Between 2005 and 2009, the number of motorbike fatalities slowly dropped each year from 1,407 to 1,059. A significant fall was then registered for 2010 to 835, which again crept up to 883 in 2011.

However, motorcyclists who were seriously injured stayed consistently over 5,500 dropping slightly to 5,350 in 2009 and to 4, 789 in 2010 but climbed back to 5,247 in 2011. The slightly injured figures have tended to hold and only show a moderate decrease from 22, 272 in 2005 to 20,150 in 2011.

By looking at the total number of all motorcycle casualties, once more a consistent pattern emerges, whereby, from a figure of 22, 772 in 2005, the numbers have slowly decreased to 20,703 in 2009, falling more significantly to 18,686 in 2010 but also reversing upwards again to 20,150 in 2011.

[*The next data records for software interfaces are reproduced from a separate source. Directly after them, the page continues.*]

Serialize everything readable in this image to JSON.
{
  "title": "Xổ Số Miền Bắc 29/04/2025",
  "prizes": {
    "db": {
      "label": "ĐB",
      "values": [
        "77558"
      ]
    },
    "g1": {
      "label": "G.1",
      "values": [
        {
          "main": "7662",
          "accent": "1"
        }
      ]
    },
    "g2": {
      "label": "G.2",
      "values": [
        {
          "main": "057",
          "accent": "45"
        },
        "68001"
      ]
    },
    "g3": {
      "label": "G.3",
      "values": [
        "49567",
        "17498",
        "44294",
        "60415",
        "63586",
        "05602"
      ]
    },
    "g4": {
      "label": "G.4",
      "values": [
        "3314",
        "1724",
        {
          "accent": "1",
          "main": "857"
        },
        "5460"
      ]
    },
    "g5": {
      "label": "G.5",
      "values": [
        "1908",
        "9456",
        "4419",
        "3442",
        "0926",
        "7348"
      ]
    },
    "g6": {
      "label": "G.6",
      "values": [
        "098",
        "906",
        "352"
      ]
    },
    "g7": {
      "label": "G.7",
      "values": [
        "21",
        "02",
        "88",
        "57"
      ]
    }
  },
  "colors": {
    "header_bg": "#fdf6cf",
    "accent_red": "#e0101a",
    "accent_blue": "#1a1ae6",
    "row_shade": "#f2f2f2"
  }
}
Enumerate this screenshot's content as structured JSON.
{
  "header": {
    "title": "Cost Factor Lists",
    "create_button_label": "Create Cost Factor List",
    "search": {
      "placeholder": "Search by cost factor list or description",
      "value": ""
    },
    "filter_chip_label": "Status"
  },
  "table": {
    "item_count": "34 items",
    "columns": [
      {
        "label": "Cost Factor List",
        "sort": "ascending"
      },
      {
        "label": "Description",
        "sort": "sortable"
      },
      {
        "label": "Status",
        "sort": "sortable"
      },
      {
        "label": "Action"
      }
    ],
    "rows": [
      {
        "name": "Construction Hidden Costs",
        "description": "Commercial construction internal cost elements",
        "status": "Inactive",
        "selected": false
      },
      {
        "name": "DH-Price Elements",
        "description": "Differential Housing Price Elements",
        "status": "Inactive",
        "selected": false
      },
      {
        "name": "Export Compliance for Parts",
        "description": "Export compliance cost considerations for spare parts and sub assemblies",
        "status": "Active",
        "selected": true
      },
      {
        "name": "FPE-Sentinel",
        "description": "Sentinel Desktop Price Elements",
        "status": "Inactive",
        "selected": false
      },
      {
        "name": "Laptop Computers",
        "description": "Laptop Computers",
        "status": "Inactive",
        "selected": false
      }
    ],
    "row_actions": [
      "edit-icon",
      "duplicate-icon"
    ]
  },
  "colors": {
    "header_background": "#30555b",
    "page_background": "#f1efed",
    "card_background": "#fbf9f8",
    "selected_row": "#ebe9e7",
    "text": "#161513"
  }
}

It is already known that he number of pedal cyclist fatalities in 2012 is up on 2011 and it is feared that when the final statistics for motorbike accident injuries in 2012 are released, a further escalation will be evident despite the likelihood that actual fatalities would have fallen for the fifth consecutive year.

As every motorbike rider know, despite the statistics, the conditions on UK roads, caused by a combination of increasing traffic congestion, motorist behaviour ( and not forgetting road works and general infrastructure) have not significantly improved.